- [WHAT YOU WILL DO] Copies of all lines containing the string "screenshot" are needed from the data below.

- [Records excerpted from a collection]

= = = = =

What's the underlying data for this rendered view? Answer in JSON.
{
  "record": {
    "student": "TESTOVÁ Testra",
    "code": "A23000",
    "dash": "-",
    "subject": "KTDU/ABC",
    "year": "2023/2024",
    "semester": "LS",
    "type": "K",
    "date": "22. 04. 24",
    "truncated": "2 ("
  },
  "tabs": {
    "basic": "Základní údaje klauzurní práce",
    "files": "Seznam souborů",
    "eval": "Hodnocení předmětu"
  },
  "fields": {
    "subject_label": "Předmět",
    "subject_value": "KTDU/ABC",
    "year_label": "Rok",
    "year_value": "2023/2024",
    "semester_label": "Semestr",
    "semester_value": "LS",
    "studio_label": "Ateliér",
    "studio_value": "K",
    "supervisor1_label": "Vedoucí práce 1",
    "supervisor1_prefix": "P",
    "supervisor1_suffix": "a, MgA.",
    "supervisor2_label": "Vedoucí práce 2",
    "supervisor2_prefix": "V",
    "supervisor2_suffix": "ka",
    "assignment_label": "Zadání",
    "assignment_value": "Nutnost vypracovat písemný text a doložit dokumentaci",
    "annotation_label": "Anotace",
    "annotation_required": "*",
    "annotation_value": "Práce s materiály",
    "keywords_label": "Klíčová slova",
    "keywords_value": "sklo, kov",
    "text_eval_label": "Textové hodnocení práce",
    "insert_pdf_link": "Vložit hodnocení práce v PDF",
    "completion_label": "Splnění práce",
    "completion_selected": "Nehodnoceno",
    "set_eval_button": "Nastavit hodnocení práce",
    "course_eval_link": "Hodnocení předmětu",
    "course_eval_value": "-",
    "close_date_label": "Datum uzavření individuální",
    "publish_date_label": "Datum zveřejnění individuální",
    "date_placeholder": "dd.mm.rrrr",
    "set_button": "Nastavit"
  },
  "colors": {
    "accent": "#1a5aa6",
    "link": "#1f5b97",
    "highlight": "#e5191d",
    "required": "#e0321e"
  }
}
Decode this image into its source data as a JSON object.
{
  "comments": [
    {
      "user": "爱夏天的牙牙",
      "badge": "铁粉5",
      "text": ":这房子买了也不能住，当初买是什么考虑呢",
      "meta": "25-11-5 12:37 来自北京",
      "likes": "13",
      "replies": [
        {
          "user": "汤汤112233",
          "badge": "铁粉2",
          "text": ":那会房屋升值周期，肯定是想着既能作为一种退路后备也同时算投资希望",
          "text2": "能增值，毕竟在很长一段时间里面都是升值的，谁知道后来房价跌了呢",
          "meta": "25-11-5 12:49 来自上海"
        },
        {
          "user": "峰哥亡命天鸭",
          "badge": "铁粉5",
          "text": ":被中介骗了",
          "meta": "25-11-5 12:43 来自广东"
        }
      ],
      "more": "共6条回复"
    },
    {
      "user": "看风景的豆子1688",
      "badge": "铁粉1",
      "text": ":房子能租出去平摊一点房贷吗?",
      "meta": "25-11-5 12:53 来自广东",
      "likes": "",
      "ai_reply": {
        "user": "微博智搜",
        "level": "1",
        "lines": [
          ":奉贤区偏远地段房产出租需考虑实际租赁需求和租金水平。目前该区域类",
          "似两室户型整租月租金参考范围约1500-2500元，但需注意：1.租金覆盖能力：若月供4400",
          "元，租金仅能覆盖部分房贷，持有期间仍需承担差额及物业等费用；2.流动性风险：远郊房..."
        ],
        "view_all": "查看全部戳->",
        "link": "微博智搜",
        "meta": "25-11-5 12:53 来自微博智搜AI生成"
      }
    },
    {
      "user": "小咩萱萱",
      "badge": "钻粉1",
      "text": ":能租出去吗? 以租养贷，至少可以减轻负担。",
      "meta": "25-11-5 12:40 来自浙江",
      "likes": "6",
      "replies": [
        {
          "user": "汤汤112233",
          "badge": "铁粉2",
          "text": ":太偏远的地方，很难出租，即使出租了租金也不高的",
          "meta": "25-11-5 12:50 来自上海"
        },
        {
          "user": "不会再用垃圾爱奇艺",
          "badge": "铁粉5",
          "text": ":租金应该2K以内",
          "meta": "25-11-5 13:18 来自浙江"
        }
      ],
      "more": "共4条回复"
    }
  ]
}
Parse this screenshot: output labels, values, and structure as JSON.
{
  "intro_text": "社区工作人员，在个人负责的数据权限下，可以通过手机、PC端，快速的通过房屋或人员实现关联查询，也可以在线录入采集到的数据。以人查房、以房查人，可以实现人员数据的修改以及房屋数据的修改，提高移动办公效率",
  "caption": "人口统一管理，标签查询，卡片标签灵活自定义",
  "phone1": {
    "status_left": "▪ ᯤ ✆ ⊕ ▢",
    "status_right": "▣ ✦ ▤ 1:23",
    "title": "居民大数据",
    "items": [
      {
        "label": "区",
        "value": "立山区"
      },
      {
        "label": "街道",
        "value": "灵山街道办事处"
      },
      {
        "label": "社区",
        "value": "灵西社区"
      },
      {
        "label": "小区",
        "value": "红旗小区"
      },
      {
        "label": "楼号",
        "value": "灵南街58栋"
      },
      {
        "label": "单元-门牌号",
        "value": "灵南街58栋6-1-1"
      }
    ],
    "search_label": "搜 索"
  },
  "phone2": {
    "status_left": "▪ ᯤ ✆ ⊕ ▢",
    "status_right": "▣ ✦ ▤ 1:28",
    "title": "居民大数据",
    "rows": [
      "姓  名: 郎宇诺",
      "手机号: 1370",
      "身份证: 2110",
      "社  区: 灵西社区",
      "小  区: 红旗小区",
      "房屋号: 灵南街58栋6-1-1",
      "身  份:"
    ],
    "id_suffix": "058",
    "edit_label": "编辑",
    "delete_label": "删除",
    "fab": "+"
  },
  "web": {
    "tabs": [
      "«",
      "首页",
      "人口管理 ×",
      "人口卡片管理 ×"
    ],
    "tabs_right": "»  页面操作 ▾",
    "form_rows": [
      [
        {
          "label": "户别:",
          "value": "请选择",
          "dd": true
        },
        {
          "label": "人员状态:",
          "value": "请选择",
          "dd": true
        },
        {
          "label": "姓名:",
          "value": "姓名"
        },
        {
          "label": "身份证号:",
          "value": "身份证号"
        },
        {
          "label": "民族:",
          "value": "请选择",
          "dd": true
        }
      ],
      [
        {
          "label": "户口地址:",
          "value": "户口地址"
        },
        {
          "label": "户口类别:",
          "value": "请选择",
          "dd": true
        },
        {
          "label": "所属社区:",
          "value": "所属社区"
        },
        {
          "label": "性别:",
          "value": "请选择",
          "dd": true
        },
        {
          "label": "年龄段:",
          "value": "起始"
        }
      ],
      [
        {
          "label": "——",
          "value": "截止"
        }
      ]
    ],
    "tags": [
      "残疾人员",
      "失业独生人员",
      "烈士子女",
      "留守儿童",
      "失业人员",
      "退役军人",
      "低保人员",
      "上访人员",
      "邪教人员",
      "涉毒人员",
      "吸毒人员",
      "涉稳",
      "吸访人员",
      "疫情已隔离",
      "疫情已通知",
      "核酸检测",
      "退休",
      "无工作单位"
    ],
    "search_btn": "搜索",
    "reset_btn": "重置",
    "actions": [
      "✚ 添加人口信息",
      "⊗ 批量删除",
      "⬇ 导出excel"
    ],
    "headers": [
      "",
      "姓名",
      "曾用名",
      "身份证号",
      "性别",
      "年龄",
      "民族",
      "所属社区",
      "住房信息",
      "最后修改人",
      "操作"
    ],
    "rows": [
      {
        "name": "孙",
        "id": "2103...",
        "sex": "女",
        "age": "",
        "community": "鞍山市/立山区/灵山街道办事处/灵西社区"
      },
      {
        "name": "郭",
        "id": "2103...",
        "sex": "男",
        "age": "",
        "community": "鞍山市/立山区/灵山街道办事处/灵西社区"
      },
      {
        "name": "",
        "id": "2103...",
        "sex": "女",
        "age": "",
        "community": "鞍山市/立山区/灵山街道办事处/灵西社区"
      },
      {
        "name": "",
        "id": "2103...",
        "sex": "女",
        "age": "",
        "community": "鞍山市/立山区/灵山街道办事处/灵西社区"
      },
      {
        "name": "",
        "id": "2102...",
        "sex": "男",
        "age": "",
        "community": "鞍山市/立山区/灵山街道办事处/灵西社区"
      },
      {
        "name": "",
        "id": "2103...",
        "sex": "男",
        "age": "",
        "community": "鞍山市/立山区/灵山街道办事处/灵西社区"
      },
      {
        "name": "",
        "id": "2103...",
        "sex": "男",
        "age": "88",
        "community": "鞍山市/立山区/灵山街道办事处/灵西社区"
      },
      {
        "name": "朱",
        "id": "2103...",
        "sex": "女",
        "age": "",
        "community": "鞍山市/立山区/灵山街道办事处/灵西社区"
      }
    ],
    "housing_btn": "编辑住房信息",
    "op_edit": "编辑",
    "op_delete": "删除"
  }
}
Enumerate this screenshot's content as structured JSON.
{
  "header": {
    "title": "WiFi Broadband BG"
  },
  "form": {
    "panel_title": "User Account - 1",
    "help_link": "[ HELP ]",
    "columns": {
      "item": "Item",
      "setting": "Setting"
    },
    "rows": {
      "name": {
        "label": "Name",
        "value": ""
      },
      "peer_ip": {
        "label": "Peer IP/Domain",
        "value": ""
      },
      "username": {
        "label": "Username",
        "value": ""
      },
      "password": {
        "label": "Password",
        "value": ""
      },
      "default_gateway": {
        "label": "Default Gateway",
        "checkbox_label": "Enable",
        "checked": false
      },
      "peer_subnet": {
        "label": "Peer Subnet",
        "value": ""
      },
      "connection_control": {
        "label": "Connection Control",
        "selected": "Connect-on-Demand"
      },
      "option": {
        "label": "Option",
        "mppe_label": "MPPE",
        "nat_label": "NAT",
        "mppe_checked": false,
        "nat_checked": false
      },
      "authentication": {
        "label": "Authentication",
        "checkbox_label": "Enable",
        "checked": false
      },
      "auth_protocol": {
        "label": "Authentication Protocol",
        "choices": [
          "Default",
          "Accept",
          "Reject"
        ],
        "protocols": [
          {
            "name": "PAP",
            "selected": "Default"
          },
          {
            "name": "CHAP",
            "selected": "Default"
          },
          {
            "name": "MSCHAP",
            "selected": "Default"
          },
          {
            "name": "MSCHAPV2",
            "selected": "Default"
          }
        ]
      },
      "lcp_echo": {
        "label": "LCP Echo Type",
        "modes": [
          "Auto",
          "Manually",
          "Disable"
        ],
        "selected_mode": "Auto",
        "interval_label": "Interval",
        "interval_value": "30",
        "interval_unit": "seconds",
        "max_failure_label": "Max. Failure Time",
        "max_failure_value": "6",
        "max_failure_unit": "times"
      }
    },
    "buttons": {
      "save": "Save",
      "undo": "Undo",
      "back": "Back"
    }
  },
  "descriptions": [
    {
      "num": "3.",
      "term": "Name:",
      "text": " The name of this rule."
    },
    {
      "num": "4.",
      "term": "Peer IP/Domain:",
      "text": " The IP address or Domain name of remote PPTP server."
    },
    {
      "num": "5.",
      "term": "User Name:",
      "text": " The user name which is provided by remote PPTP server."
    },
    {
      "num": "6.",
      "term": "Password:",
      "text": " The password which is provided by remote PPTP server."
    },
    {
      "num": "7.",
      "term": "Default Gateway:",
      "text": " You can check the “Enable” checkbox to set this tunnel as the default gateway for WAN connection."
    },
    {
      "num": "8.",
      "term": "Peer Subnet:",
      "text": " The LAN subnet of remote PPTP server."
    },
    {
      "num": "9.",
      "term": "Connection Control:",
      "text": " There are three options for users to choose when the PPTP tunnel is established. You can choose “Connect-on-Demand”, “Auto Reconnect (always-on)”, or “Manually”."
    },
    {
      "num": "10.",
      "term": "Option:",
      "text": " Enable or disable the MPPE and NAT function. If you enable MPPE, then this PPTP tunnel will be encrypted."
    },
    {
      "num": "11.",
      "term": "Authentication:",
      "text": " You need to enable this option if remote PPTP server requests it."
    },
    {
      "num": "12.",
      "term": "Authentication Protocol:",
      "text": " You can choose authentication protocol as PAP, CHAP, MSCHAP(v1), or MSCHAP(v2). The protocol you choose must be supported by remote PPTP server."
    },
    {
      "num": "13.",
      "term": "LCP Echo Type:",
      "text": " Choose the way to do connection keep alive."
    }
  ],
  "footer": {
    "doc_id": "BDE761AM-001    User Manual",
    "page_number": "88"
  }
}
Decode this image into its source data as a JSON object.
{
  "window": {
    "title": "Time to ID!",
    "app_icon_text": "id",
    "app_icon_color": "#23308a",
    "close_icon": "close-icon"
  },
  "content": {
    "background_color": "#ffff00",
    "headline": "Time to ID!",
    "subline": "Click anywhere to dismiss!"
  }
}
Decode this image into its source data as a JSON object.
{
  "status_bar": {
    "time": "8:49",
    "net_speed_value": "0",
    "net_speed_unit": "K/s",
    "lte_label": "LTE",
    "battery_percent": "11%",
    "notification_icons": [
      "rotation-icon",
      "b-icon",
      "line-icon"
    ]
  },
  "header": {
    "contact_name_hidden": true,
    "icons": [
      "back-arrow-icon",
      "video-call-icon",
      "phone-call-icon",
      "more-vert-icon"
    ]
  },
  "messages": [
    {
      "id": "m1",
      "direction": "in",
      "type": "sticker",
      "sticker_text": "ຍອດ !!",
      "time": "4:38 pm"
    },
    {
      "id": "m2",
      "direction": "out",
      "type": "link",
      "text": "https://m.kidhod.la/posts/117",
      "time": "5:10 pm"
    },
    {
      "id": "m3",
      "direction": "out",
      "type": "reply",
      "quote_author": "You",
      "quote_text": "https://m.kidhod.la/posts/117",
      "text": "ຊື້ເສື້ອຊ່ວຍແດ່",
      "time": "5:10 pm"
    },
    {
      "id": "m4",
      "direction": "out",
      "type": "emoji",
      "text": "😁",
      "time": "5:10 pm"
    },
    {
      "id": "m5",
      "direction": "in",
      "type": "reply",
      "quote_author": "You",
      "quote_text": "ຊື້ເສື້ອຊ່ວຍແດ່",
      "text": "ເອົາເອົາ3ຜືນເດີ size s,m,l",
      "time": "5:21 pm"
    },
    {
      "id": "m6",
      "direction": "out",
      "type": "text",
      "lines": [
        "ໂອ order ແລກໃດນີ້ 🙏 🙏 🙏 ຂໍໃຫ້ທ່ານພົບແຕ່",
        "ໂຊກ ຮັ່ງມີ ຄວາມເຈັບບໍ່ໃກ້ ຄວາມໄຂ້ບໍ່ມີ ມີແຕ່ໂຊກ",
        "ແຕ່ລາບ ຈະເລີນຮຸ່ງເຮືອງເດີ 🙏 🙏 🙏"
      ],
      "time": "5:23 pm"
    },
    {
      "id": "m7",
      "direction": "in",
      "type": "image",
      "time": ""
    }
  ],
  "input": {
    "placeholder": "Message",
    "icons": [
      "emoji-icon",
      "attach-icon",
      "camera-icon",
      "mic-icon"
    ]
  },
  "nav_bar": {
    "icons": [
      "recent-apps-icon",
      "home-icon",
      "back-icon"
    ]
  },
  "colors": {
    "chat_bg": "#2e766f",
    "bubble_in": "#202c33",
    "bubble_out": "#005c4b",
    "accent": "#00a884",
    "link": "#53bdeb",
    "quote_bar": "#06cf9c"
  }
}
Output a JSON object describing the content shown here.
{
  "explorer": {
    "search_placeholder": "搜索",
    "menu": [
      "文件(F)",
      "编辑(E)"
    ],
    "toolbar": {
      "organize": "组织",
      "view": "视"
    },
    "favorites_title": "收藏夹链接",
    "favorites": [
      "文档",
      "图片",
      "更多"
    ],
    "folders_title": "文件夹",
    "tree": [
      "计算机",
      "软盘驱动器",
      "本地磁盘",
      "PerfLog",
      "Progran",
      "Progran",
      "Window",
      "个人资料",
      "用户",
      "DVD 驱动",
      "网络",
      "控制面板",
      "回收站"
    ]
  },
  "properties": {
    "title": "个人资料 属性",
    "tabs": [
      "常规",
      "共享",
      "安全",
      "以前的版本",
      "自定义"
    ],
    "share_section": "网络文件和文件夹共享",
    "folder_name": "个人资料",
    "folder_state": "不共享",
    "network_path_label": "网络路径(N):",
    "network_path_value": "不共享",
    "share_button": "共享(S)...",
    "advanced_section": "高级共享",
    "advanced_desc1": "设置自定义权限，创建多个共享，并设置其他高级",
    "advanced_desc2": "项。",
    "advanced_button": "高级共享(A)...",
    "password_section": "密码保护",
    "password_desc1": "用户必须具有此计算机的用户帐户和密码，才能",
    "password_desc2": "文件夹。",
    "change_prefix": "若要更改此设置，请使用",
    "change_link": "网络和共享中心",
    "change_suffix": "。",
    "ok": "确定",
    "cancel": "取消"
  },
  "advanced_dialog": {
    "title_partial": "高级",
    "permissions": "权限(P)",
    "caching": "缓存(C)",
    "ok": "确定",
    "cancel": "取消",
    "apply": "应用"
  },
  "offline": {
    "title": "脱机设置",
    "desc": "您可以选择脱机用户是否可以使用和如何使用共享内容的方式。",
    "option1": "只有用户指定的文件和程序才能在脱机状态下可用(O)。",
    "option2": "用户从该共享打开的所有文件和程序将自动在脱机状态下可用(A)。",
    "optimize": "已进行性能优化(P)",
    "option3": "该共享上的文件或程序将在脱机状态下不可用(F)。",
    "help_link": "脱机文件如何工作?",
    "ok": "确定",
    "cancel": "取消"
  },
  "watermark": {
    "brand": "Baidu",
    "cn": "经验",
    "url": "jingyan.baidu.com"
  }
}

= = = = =

- [YOUR SOLUTION]
Parse this screenshot: output labels, values, and structure as JSON.
Enumerate this screenshot's content as structured JSON.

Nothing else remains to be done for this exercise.